Table I: KolliphorÂ® grades.
As pharmaceutical manufacturers develop generic and new molecules that require high-quality, functional excipients, they seek support from excipient manufacturers. Indeed, the pharmaceutical industry relies on excipient manufacturers to design and produce excipients that are appropriate to the envisaged dosage form and API. This is a complex undertaking made all the more difficult because of the number of different names that manufacturers use for their excipients. However, several excipient manufacturers are now streamlining the structure, nomenclature and functionality of their excipients, including solubilizers.
Table II: KollisovÂ® grades.
Such rebranding has been used in other industries to reduce complexity and to promote products on the merits of their performances and qualities, ideally without undermining the old brands. This is now occurring among excipient manufacturers, particularly those that carry lipophilic excipients, including BASF, as well as other companies. Many companies have used branding and rebranding to either introduce new products or reintroduce an old product under a single 'prefix' to simplify identification. In the case of BASF, Cremophor®, Solutol®, Lutrol® and other solubilizers will become part of the Kolliphor® brand family.
Table III: KolliwaxÂ® grades.
The basis for rebranding with the same prefix is to identify molecules by structures, functions and the applications of choice; enable the company's brand products to be recognized; and to differentiate pharmaceutical excipients from other grades. Rebranding is a tedious and time-consuming process, and in some instances adds complexity if the functionality of the molecule is not well defined.
Table IV: KollicreamÂ® grades.
Here, we provide a synopsis of how we have undertaken the process of rebranding our solubilizers for pharmaceutical applications. With a few exceptions, we have tried to preserve some of the characters from the old product brand name to avoid confusion and to allow scientists to easily recognize them. The surfactants and solubilizers, as well as related products, have been categorized under four umbrella rebranding subgroups:
Rebranding gives us the opportunity to include other solubilizers and related excipients based on their chemistry and functionalities in our four umbrella subgroups. With continuing interest to increase drug solubilization, it is our understanding that this rebranding will reduce the complexity involved in selecting pharmaceuticalgrade excipients in formulation development. Thus, this will encourage excipients manufacturers to adopt a norm to simplify complex product portfolios.
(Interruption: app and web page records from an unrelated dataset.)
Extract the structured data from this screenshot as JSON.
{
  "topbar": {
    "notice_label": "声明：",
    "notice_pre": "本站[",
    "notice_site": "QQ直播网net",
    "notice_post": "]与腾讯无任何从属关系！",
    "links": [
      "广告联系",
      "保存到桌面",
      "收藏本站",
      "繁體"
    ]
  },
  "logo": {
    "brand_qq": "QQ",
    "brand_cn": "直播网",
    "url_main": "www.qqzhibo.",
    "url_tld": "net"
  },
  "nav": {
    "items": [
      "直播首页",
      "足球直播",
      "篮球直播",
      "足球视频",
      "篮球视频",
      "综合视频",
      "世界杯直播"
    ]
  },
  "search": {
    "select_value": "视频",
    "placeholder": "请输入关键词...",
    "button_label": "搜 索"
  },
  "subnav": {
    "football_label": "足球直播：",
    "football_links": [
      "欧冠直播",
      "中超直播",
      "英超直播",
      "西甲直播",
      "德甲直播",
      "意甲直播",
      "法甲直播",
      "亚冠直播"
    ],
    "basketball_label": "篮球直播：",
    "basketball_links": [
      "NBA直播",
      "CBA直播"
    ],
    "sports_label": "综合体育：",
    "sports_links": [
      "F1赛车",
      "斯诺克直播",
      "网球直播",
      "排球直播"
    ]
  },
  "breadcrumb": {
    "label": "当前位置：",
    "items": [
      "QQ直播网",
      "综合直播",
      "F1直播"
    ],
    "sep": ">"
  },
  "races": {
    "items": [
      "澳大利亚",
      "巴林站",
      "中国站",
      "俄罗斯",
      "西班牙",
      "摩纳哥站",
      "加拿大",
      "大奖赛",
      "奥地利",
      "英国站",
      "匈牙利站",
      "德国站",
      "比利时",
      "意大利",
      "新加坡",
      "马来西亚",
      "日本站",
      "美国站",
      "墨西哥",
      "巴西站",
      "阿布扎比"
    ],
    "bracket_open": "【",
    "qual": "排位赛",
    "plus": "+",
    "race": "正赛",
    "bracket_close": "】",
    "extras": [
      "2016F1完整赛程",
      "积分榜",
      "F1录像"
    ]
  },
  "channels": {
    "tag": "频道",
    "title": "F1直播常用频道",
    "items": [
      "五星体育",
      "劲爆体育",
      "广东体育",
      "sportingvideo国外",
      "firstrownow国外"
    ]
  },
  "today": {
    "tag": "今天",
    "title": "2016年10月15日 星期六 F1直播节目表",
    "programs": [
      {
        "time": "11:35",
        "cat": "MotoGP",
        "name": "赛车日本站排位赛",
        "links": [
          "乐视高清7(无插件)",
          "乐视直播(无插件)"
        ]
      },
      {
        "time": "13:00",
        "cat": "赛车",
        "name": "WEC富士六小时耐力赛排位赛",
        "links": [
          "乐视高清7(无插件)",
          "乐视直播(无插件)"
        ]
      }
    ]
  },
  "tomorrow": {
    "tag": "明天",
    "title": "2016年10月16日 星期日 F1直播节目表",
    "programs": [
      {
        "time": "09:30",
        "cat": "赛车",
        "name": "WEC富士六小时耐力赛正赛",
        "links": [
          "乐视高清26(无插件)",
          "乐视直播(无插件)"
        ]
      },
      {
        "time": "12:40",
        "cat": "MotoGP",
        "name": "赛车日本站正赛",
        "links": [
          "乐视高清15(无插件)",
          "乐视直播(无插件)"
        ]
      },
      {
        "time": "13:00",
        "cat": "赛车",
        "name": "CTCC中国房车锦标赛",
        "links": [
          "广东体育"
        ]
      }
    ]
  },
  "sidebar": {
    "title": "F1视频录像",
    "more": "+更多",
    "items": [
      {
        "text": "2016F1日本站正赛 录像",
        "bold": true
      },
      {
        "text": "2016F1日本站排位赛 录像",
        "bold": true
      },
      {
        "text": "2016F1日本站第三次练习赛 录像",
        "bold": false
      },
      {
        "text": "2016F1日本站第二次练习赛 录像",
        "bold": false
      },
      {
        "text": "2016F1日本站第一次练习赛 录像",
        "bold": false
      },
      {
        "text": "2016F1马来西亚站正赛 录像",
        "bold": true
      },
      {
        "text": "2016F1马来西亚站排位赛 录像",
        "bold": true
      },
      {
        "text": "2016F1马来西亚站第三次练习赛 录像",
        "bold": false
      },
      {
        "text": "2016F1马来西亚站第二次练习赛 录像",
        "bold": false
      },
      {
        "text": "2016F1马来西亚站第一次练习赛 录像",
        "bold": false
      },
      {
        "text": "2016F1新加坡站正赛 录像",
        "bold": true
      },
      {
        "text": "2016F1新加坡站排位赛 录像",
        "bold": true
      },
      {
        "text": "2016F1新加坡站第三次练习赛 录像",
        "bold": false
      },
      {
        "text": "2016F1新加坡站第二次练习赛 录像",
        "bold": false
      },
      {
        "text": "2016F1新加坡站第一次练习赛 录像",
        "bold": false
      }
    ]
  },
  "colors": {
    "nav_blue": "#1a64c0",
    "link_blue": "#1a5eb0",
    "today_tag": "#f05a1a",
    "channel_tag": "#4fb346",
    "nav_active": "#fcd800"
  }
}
1. C.J.H. Porter, C.W. Pouton, J.F. Cuine and W.N. Charman, Adv. Drug Delivery Rev. 60 (6), 673–691 (2008).
Download your free copy of BASF's solubility enhancement compendium at: www.innovate-excipients.basf.com